It’s impossible to guarantee every rider will have a good experience, but as organizer you can do your part to encourage a less competitive and more enjoyable atmosphere, while still challenging riders to do their best and challenge themselves and their horses. Some simple ways to encourage a fun environment include finding an announcer who is a bit of a ham, adding some classes to your showbill that are just a bit silly, and hiring a judge who is invested in horsemanship and encouraging riders. Encourage your judge to, as they feel comfortable, speak with riders between classes and provide some feedback to riders who ask.
5. Market to VIP’s
Often, the support of professional trainers or boarding stable owners can heavily influence riders they work with to attend or skip your shows. Show these VIP’s your appreciation by treating them as VIP’s. That may mean help uploading, offering to do some of their entry paperwork for them, or adding simple perks like a free tack stall or free advertising.
Sale horses – often your VIP’s will have horses entered who are for sale. It costs nothing to have your announcer announce a horse is for sale when it enters the arena, but can be an appreciated perk (or even a service you can charge for).
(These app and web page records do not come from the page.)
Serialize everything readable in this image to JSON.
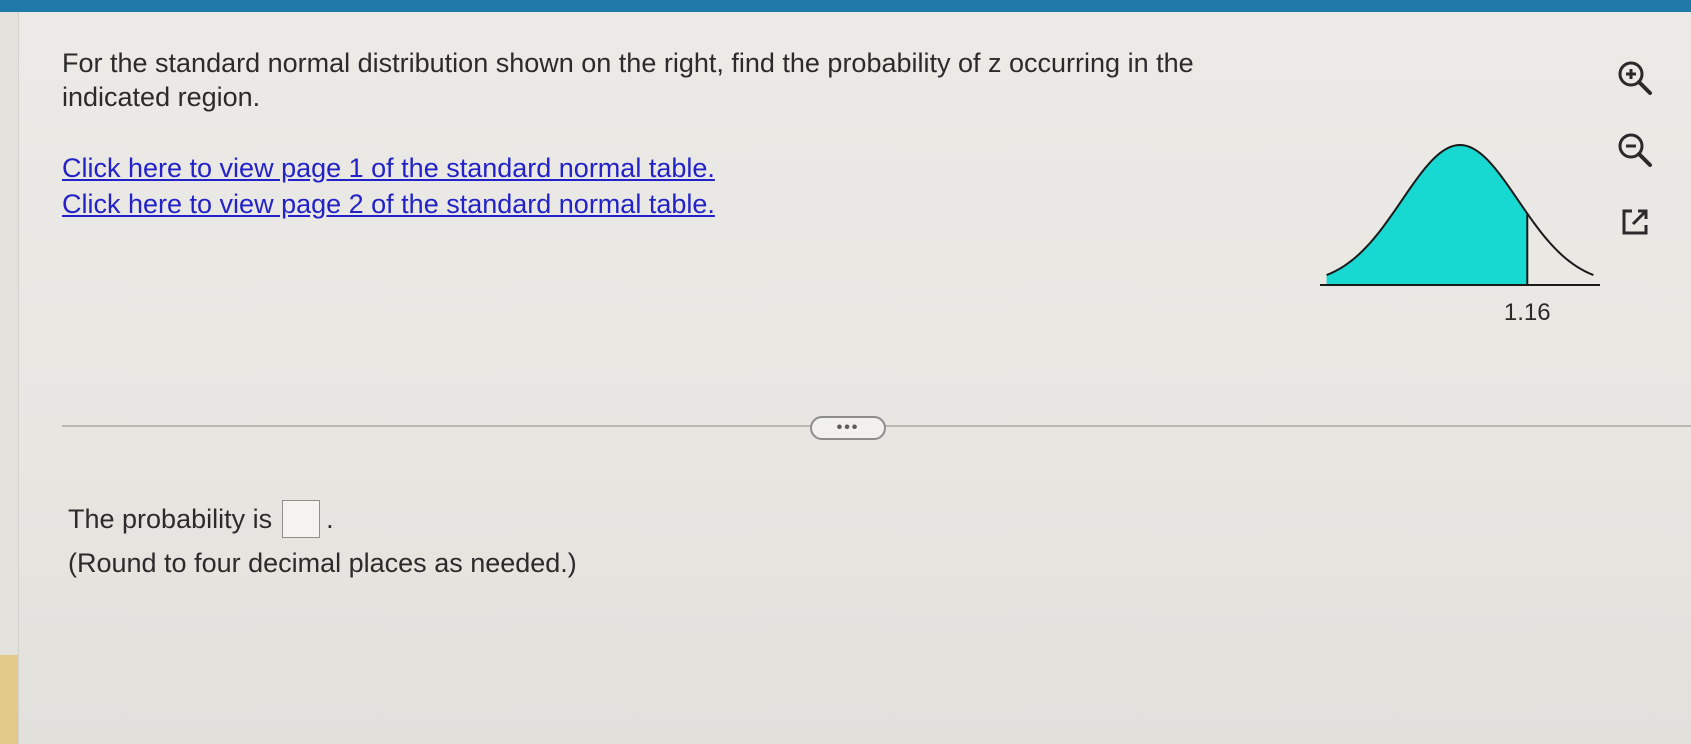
{
  "question": {
    "text": "For the standard normal distribution shown on the right, find the probability of z occurring in the indicated region."
  },
  "links": [
    {
      "label": "Click here to view page 1 of the standard normal table."
    },
    {
      "label": "Click here to view page 2 of the standard normal table."
    }
  ],
  "graph": {
    "z_value": 1.16,
    "z_label": "1.16",
    "shaded_region": "left of z",
    "fill_color": "#18d9d2"
  },
  "tools": [
    {
      "icon": "zoom-in-icon"
    },
    {
      "icon": "zoom-out-icon"
    },
    {
      "icon": "popout-icon"
    }
  ],
  "divider": {
    "more_label": "•••"
  },
  "answer": {
    "prefix": "The probability is",
    "value": "",
    "suffix": ".",
    "hint": "(Round to four decimal places as needed.)"
  },
  "colors": {
    "top_bar": "#1f78a8",
    "link": "#2222c8",
    "text": "#2b2b2b"
  }
}
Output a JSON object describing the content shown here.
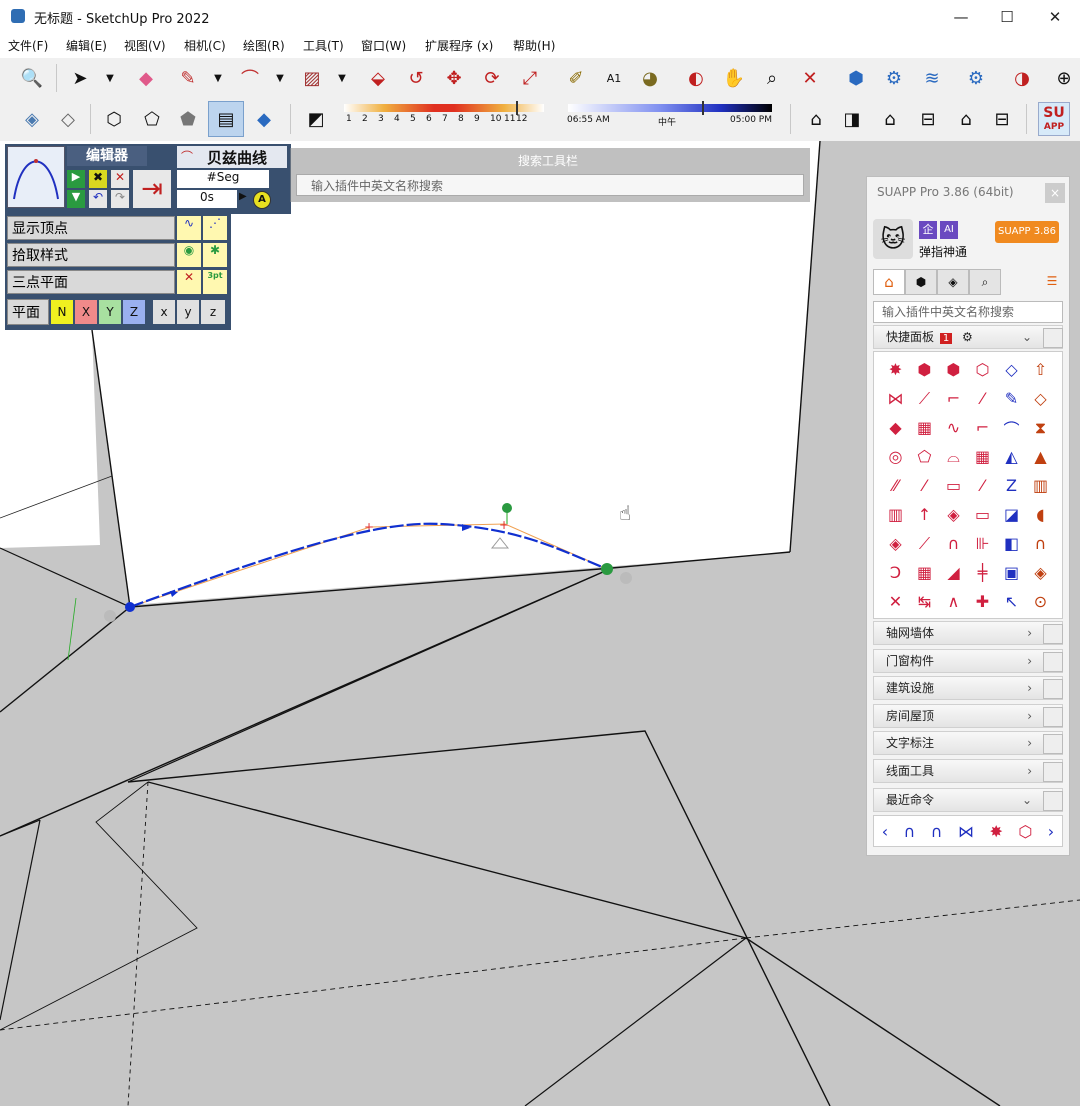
{
  "window": {
    "title": "无标题 - SketchUp Pro 2022",
    "controls": [
      "—",
      "☐",
      "✕"
    ]
  },
  "menu": [
    "文件(F)",
    "编辑(E)",
    "视图(V)",
    "相机(C)",
    "绘图(R)",
    "工具(T)",
    "窗口(W)",
    "扩展程序 (x)",
    "帮助(H)"
  ],
  "shadow_bar": {
    "ticks": [
      "1",
      "2",
      "3",
      "4",
      "5",
      "6",
      "7",
      "8",
      "9",
      "10",
      "11",
      "12"
    ],
    "time_start": "06:55 AM",
    "time_mid": "中午",
    "time_end": "05:00 PM"
  },
  "suapp_button": {
    "line1": "SU",
    "line2": "APP"
  },
  "bezier_editor": {
    "header": "编辑器",
    "curve_name": "贝兹曲线",
    "seg_label": "#Seg",
    "seg_value": "0s",
    "auto_badge": "A",
    "rows": [
      {
        "label": "显示顶点"
      },
      {
        "label": "拾取样式"
      },
      {
        "label": "三点平面",
        "badge": "3pt"
      }
    ],
    "plane_label": "平面",
    "plane_buttons": [
      "N",
      "X",
      "Y",
      "Z",
      "x",
      "y",
      "z"
    ]
  },
  "search_toolbar": {
    "title": "搜索工具栏",
    "placeholder": "输入插件中英文名称搜索"
  },
  "suapp_panel": {
    "title": "SUAPP Pro 3.86 (64bit)",
    "close": "×",
    "badge_qi": "企",
    "badge_ai": "AI",
    "version_button": "SUAPP 3.86",
    "user": "弹指神通",
    "tabs": [
      "home-icon",
      "box-icon",
      "structure-icon",
      "search-icon"
    ],
    "search_placeholder": "输入插件中英文名称搜索",
    "quick_panel": "快捷面板",
    "quick_panel_badge": "1",
    "sections": [
      "轴网墙体",
      "门窗构件",
      "建筑设施",
      "房间屋顶",
      "文字标注",
      "线面工具",
      "最近命令"
    ],
    "icons": [
      "✸",
      "⬢",
      "⬢",
      "⬡",
      "◇",
      "⇧",
      "⋈",
      "⟋",
      "⌐",
      "⁄",
      "✎",
      "◇",
      "◆",
      "▦",
      "∿",
      "⌐",
      "⌒",
      "⧗",
      "◎",
      "⬠",
      "⌓",
      "▦",
      "◭",
      "▲",
      "⁄⁄",
      "⁄",
      "▭",
      "⁄",
      "Z",
      "▥",
      "▥",
      "↑",
      "◈",
      "▭",
      "◪",
      "◖",
      "◈",
      "⟋",
      "∩",
      "⊪",
      "◧",
      "∩",
      "Ↄ",
      "▦",
      "◢",
      "╪",
      "▣",
      "◈",
      "✕",
      "↹",
      "∧",
      "✚",
      "↖",
      "⊙"
    ],
    "recent_icons": [
      "‹",
      "∩",
      "∩",
      "⋈",
      "✸",
      "⬡",
      "›"
    ]
  }
}
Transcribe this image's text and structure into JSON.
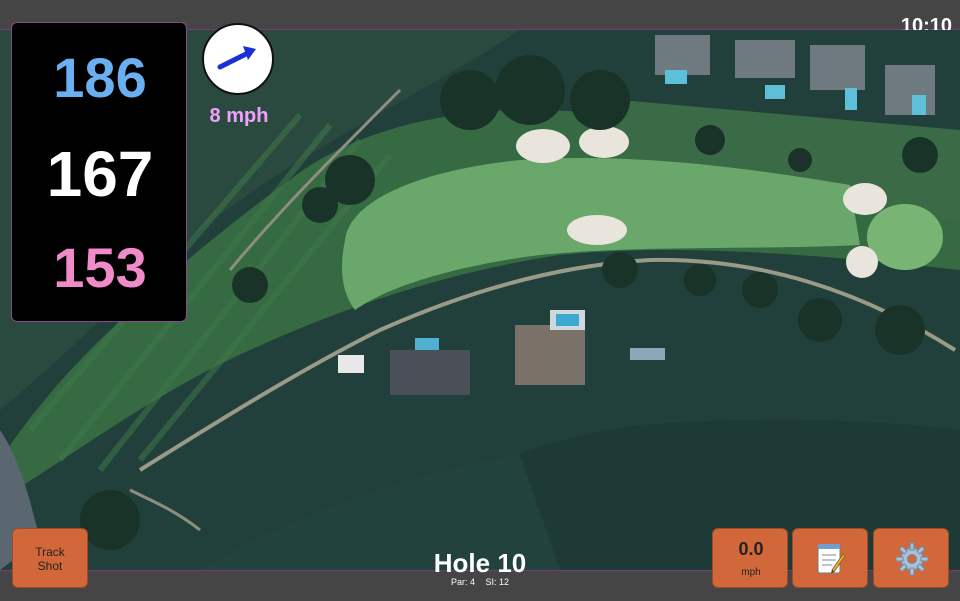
{
  "status": {
    "time": "10:10"
  },
  "distances": {
    "back": "186",
    "middle": "167",
    "front": "153"
  },
  "wind": {
    "speed": "8 mph",
    "icon": "wind-arrow-icon"
  },
  "hole": {
    "title": "Hole 10",
    "par": "Par: 4",
    "si": "SI: 12"
  },
  "buttons": {
    "track_line1": "Track",
    "track_line2": "Shot",
    "speed_value": "0.0",
    "speed_unit": "mph",
    "notes_icon": "notepad-icon",
    "settings_icon": "gear-icon"
  },
  "colors": {
    "accent": "#d2683a",
    "back_dist": "#6ab0f0",
    "front_dist": "#f08ac8",
    "wind_text": "#f0a0ff"
  }
}
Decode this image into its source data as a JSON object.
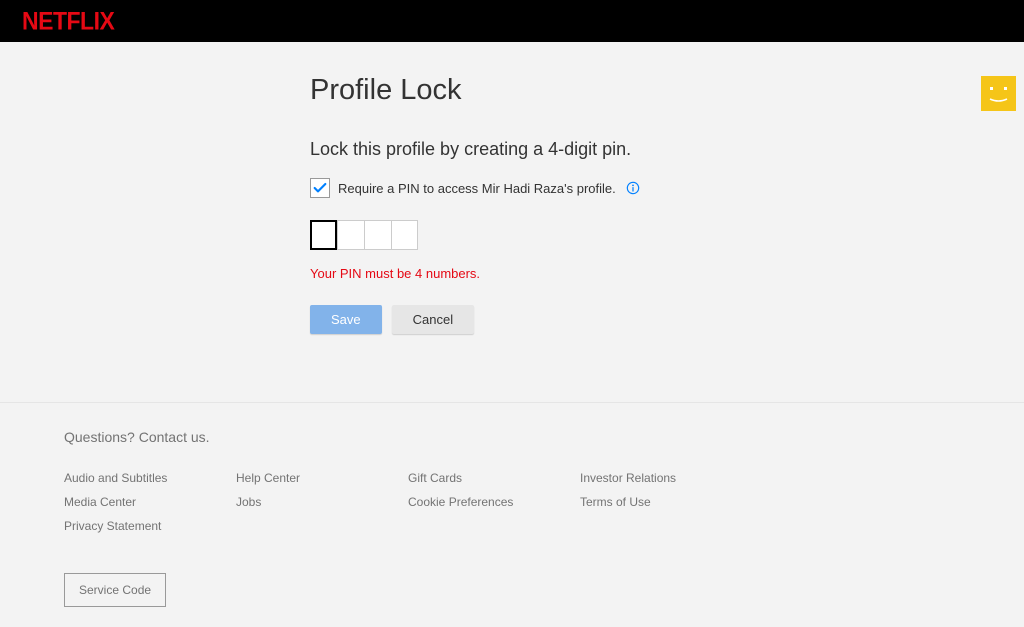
{
  "brand": "NETFLIX",
  "page": {
    "title": "Profile Lock",
    "instruction": "Lock this profile by creating a 4-digit pin.",
    "checkbox_label": "Require a PIN to access Mir Hadi Raza's profile.",
    "error": "Your PIN must be 4 numbers."
  },
  "buttons": {
    "save": "Save",
    "cancel": "Cancel"
  },
  "footer": {
    "heading": "Questions? Contact us.",
    "links": {
      "audio": "Audio and Subtitles",
      "help": "Help Center",
      "gift": "Gift Cards",
      "investor": "Investor Relations",
      "media": "Media Center",
      "jobs": "Jobs",
      "cookie": "Cookie Preferences",
      "terms": "Terms of Use",
      "privacy": "Privacy Statement"
    },
    "service_code": "Service Code"
  }
}
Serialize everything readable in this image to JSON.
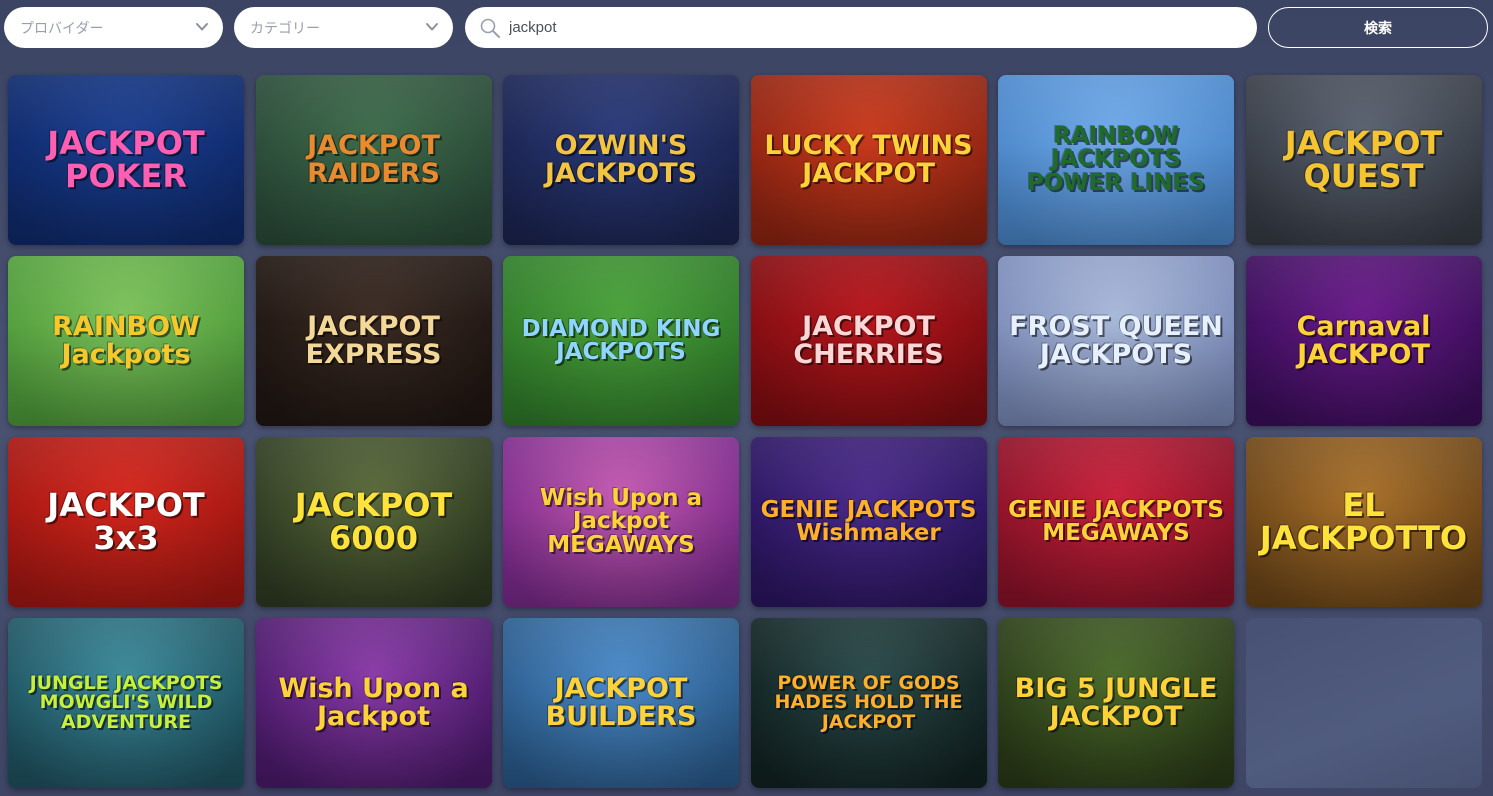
{
  "filters": {
    "provider_placeholder": "プロバイダー",
    "category_placeholder": "カテゴリー"
  },
  "search": {
    "value": "jackpot"
  },
  "search_button": "検索",
  "games": [
    {
      "title": "JACKPOT POKER",
      "bg": [
        "#1a3d8f",
        "#0f2a6b"
      ],
      "fg": "#ff5fb3"
    },
    {
      "title": "JACKPOT RAIDERS",
      "bg": [
        "#3d6b4a",
        "#2a4a38"
      ],
      "fg": "#e98a2e"
    },
    {
      "title": "OZWIN'S JACKPOTS",
      "bg": [
        "#2a3a7a",
        "#1b2450"
      ],
      "fg": "#f2c440"
    },
    {
      "title": "LUCKY TWINS JACKPOT",
      "bg": [
        "#c93a1c",
        "#8e2412"
      ],
      "fg": "#ffd23a"
    },
    {
      "title": "RAINBOW JACKPOTS POWER LINES",
      "bg": [
        "#6fa9e8",
        "#4a86c9"
      ],
      "fg": "#1f6b2a"
    },
    {
      "title": "JACKPOT QUEST",
      "bg": [
        "#5a6270",
        "#363b44"
      ],
      "fg": "#f4c531"
    },
    {
      "title": "RAINBOW Jackpots",
      "bg": [
        "#7cc25a",
        "#4e9a3a"
      ],
      "fg": "#f5c92d"
    },
    {
      "title": "JACKPOT EXPRESS",
      "bg": [
        "#3a2a22",
        "#1f1612"
      ],
      "fg": "#f3d89a"
    },
    {
      "title": "DIAMOND KING JACKPOTS",
      "bg": [
        "#4aa23a",
        "#2f7a2a"
      ],
      "fg": "#8fd6ff"
    },
    {
      "title": "JACKPOT CHERRIES",
      "bg": [
        "#b8161c",
        "#7e0d11"
      ],
      "fg": "#ffd6d6"
    },
    {
      "title": "FROST QUEEN JACKPOTS",
      "bg": [
        "#a8b8d8",
        "#7a8ab8"
      ],
      "fg": "#e6f0ff"
    },
    {
      "title": "Carnaval JACKPOT",
      "bg": [
        "#6a1a8a",
        "#3a0e5a"
      ],
      "fg": "#ffd23a"
    },
    {
      "title": "JACKPOT 3x3",
      "bg": [
        "#d4261c",
        "#a31712"
      ],
      "fg": "#ffffff"
    },
    {
      "title": "JACKPOT 6000",
      "bg": [
        "#5a6a3a",
        "#2e3a22"
      ],
      "fg": "#ffe23a"
    },
    {
      "title": "Wish Upon a Jackpot MEGAWAYS",
      "bg": [
        "#c45ab0",
        "#7a2a8a"
      ],
      "fg": "#ffd23a"
    },
    {
      "title": "GENIE JACKPOTS Wishmaker",
      "bg": [
        "#4a2a8a",
        "#2a1560"
      ],
      "fg": "#ffb02a"
    },
    {
      "title": "GENIE JACKPOTS MEGAWAYS",
      "bg": [
        "#c8203a",
        "#8a1228"
      ],
      "fg": "#ffd23a"
    },
    {
      "title": "EL JACKPOTTO",
      "bg": [
        "#a8702a",
        "#6a4418"
      ],
      "fg": "#ffe23a"
    },
    {
      "title": "JUNGLE JACKPOTS MOWGLI'S WILD ADVENTURE",
      "bg": [
        "#3a8a9a",
        "#1f5260"
      ],
      "fg": "#c6f03a"
    },
    {
      "title": "Wish Upon a Jackpot",
      "bg": [
        "#8a3aa8",
        "#4a1a6a"
      ],
      "fg": "#ffd23a"
    },
    {
      "title": "JACKPOT BUILDERS",
      "bg": [
        "#4a8ac8",
        "#2a5a8a"
      ],
      "fg": "#ffd23a"
    },
    {
      "title": "POWER OF GODS HADES HOLD THE JACKPOT",
      "bg": [
        "#2a4a4a",
        "#122222"
      ],
      "fg": "#ffb02a"
    },
    {
      "title": "BIG 5 JUNGLE JACKPOT",
      "bg": [
        "#4a6a2a",
        "#2a3a18"
      ],
      "fg": "#ffd23a"
    }
  ]
}
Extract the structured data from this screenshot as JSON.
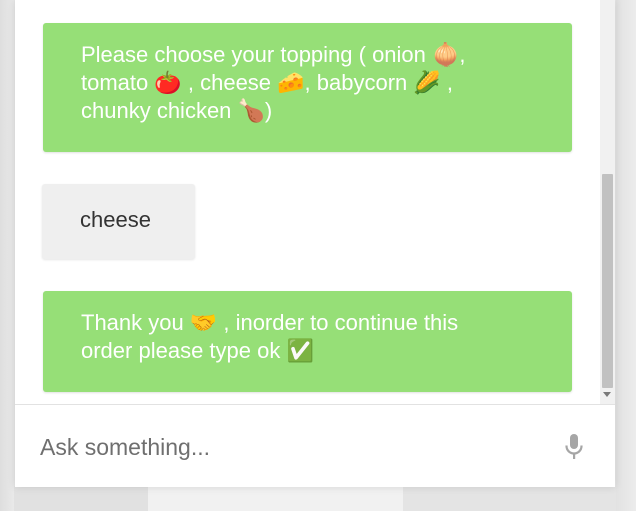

6. Encourage Community
If a horse show is scheduled tightly and highly competitive, it can be difficult for riders to develop the friendships that lead to long term enjoyment of horse showing. Here are a few tips to encourage more community:
a. Set an example, though you’ll be really busy on show day, make a note to congratulate winners and encourage riders having an off day. Make sure your volunteers running the gate and awarding ribbons understand that’s an important part of their job.
b. Start a little later. Often horse shows start at the crack of dawn But starting your show at 9:30- or just starting with less popular classes- is a good way to give riders a chance to warm up with a little less stress.
c. Take a lunch break and provide food and seating. Hard working riders and horse show moms appreciate a mid-day break. Make sure food is close/accessible and more than just processed chips/pop/etc. Consider a caterer to bring in barbeque or sandwiches and fruit.
7. Get a Photographer
Though you might not think your show is pro-photographer worthy, even a small show has entrants who would appreciate a great photo of their horse and themselves showing. For some riders, or owners with horse’s for sale, getting a great photo of their horse with a reasonably nice backdrop could be a huge motivation for attending your show.
Check out local sport or animal photographers in your area. Many may attend your even and take photos at no cost to you- in exchange for you letting entrants know their photos can be purchased online.
Do make sure your photographer is familiar with horses, safe shooting around horses, and what the “ideal shot” is for your discipline.
8. Tips on Overnight Shows
If you are hosting a 2 day show, or a show with some entries coming in from a distance that requires overnight stabling, treat these riders with some bonuses-
- Stall Decorating Contest– A stall decorating contest is a fun way to make your stabling area fun and interesting to walk through. Award prizes in categories or age groups (i.e. 16& Under – Most Informative, 16 & Under – Most Creative, etc).
- Unofficial Dinner – Publish in your showbill that anyone coming in the night before can meet for dinner at a local restaurant at a certain time, once their horses are settled at the stables. This is a great opportunity for you as show organizer to greet and get to know entrants, as on show day you’ll likely be too busy to chat much.
- Farthest Traveled Reward, if doing a show with a significant number of entries traveling in from our of state, a Gas Gift Card awarded to the entrant traveling the farthest can be a much appreciated prize.
With these 8 tips plus a prepared and courteous show staff, your show is sure to be a success and get your entrants talking! Don’t be discouraged if your first event is not as profitable as you’d hoped- word of mouth will drive increased entries and ensure long term success.